It is, perhaps, inevitable that I should turn my thoughts toward the future today. A few weeks ago, I took the time to evaluate how well I'd done on the five-year plan I devised after I graduated from the Art Institute. I pretty well nailed most of it, although I've abandoned my intention to seek work in Vancouver. While I can't say I particularly like L.A., I don't hate it as much as I had expected to, and I do have some good friends here.
My new five-year plan is less about where I want to be at the end of that time and more about how I want to be living by that time. It involves concentrating on my personal projects, such as writing, animation, programming, and learning.
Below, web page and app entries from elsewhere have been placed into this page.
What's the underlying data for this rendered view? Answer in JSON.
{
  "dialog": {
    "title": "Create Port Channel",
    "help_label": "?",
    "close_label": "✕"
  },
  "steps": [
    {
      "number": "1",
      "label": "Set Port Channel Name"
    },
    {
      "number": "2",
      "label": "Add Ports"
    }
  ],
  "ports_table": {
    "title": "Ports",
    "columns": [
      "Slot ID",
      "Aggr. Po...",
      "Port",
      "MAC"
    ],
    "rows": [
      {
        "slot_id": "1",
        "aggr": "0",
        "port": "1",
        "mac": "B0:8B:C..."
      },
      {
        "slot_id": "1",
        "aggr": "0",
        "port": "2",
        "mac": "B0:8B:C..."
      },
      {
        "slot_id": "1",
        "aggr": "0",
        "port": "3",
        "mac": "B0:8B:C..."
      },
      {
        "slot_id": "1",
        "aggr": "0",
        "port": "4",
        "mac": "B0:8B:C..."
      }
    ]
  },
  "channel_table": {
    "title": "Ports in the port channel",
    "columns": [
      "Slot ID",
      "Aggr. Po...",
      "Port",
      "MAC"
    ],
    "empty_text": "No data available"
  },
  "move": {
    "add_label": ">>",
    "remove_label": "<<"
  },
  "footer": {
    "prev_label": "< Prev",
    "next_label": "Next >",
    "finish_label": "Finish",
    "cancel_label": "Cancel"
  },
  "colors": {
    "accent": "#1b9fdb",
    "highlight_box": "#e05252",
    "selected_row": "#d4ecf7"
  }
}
It involves improving my spiritual life—starting to attend church again and spending more time in prayer and Bible reading. There are some professional development and financial goals in there, as well. I'd like to increase my salary by at least 10% per year and accumulate a net worth of at least $200k. In spite of not being terribly concerned with my mortality, I am getting a little worried about my health. Exercise and a better diet are going to be essential in coming years. I want an exercise plan that I can use in my tiny apartment and that won't cost me much on an ongoing basis. I want to be a bit more deliberate in cultivating my personal relationships.
To go along with the five-year plan is a ten-year plan. Obviously, over such a long time scale, objectives are a bit broader and less well-defined. My net worth should be above $500,000 (in today's dollars) and generating enough passive income to support my current lifestyle. I'll have 15 years experience in the VFX industry by that time, and I should be in a senior position by then. I'll have the option of continuing or shifting to true freelancing, maybe even moving back to the Midwest, where that passive income will get me a nicer lifestyle while I continue to earn remotely. Heck, by then the entire industry might have shifted to telecommuting, and I'll be able to work from anywhere at all.
It's been a pretty good life so far. There are definitely things I wish had gone differently, but I cannot say that I regret too many of them. I know there are some people out there whom I've hurt, either through negligence or thoughtlessness. That weighs heavily on me. I'm sure there are others that I've offended without ever even realizing it. Without knowing who you are or what I did, I cannot regret, but I hope you can extend forgiveness, anyway.
I expect my next forty years to be even better than the first forty. I'm sure trouble will come, and tears will fall. I can bear it, though, because I know Whose I am, and I know there are so many who love me. May I have the strength to love as much in return.